> [GIVEN DATA]
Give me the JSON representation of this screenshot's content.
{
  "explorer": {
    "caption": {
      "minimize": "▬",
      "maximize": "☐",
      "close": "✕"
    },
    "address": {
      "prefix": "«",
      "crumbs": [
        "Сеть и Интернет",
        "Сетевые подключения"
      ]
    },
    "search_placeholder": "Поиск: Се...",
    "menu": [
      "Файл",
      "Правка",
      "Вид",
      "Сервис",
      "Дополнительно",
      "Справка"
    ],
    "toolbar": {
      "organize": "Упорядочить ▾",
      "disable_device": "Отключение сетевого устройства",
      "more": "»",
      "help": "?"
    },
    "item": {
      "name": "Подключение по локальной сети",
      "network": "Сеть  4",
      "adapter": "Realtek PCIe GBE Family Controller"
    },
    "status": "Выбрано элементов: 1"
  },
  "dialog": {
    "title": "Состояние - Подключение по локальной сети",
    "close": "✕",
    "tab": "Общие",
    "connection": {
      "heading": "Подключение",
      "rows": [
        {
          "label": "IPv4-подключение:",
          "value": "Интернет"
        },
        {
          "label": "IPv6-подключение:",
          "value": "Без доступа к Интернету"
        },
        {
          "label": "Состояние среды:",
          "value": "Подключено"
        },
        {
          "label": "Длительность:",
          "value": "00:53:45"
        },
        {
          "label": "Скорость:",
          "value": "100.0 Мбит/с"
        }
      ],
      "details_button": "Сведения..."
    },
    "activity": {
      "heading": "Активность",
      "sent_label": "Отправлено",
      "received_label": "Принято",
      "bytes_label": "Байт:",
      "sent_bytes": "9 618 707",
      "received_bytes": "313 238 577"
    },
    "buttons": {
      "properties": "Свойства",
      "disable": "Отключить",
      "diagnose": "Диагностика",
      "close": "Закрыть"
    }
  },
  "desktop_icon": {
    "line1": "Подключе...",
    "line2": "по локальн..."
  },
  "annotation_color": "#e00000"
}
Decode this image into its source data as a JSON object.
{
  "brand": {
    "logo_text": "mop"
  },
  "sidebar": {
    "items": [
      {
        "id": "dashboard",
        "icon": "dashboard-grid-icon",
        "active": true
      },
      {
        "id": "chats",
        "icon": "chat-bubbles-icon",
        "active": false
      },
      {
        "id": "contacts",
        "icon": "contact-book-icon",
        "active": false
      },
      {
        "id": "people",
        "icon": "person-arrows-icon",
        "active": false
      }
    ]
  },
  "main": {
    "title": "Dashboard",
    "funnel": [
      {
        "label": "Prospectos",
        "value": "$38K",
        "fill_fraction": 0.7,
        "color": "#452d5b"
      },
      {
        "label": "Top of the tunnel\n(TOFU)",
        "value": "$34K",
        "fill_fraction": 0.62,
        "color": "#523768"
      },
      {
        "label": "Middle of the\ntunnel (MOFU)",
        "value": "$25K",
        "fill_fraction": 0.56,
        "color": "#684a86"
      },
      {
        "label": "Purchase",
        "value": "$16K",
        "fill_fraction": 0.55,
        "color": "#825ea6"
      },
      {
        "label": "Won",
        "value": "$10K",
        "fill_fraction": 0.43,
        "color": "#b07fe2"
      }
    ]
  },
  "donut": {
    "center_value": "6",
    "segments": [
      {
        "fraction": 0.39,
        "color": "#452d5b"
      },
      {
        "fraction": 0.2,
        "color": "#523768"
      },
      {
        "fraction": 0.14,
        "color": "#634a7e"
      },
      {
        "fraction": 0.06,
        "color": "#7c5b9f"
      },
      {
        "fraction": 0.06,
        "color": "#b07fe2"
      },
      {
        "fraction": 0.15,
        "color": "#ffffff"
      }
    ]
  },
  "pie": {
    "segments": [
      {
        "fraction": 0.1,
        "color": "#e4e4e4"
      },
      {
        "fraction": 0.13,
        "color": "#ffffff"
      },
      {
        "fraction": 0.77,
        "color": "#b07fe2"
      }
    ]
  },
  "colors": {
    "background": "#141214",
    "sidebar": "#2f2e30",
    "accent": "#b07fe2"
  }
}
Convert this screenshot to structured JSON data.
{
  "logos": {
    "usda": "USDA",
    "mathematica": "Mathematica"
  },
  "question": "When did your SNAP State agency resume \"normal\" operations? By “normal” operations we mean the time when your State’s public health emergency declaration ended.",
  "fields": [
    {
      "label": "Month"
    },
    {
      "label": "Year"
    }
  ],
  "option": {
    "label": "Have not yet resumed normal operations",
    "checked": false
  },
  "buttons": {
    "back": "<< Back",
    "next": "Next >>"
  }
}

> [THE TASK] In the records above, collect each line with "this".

> [ANSWER BELOW]
Give me the JSON representation of this screenshot's content.
Decode this image into its source data as a JSON object.
Convert this screenshot to structured JSON data.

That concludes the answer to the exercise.